The six-time Olympic champion sprinter took to the streets of Buenos Aires, Argentina, in an 80m exhibition race with a bus televised by Argentina TV on Saturday.
The race was a bit of a dud (video here). Bolt, in a green top and black shorts in the South American spring, appeared to take it seriously going in. He stretched for several minutes beforehand.
He was smiling from a standing start. Very early into the race, he realized the bus had no chance and began jogging only to pick up his pace before crossing the finish line as the yellow bus sped up.
Bolt shook the bus driver’s hand, knocked on the windows and posed in front of it in his famous “To Di World” style for photos.
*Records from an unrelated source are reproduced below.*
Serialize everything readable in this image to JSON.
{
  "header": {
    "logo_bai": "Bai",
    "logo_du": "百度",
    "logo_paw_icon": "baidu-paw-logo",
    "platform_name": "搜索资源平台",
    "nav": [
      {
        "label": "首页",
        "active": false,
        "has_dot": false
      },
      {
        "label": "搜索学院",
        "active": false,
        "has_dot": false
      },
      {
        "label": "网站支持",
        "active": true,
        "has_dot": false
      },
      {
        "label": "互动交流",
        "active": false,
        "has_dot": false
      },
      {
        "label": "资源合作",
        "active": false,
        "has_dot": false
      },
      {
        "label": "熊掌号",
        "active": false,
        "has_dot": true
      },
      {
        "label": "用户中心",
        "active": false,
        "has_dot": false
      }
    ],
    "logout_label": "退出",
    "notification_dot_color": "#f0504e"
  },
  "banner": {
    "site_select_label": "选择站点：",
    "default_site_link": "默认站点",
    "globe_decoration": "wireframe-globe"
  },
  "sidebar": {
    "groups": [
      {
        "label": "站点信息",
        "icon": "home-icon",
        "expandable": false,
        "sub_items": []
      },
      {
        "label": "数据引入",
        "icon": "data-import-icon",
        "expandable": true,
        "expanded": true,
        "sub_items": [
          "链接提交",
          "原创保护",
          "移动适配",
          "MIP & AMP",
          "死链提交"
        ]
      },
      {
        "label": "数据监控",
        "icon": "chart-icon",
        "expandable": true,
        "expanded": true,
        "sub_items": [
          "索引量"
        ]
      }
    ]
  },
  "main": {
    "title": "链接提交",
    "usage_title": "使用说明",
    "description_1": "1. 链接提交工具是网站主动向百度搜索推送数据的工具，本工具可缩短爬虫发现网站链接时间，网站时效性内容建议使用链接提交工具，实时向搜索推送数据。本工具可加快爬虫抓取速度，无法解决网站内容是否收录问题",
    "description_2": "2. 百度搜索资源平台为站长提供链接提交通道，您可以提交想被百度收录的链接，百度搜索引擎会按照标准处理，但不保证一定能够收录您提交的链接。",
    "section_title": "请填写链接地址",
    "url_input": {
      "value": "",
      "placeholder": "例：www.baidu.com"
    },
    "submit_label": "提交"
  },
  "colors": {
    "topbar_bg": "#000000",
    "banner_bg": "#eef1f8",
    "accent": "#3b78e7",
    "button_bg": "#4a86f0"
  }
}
Bolt then raced other sprinters on the same street, 9 de Julio Avenue in central Buenos Aires, and won that just as easily. The 9 de Julio Avenue is billed as the widest in the world with at least seven lanes in each direction.
Video: Bolt and the great tortoise race
PARIS (AP) — The sport of boules has launched a bid to be included in the 2024 Olympics.
The Bowls Sports World Confederation, which is recognized by the International Olympic Committee, is campaigning on behalf of three disciplines: the French petanque, the Boule Lyonnaise and the Raffa, a version of the game popular in Italy.
According to the international world games association, about 20 million people regularly play boules in France and Italy, and more than 2 million players are licensed in 150 other countries.
Under new IOC rules, Olympic host cities can propose the addition of one or more sports to their games. Paris and Rome are among the five cities bidding for the 2024 Games, along with Los Angeles, Budapest and Hamburg.
MORE: Complete 2024 Olympic bidding coverage
South Korean Olympic gymnast Shin Soo-ji made a triumphant return to the mound over the weekend and outdid her acrobatic 2013 first pitch.
Shin, who finished 12th in rhythmic gymnastics at Beijing 2008, added another gymnastics move to her wind-up before tossing a little bit high.
MORE GYMNASTICS: Analyzing U.S. women’s World Championships roster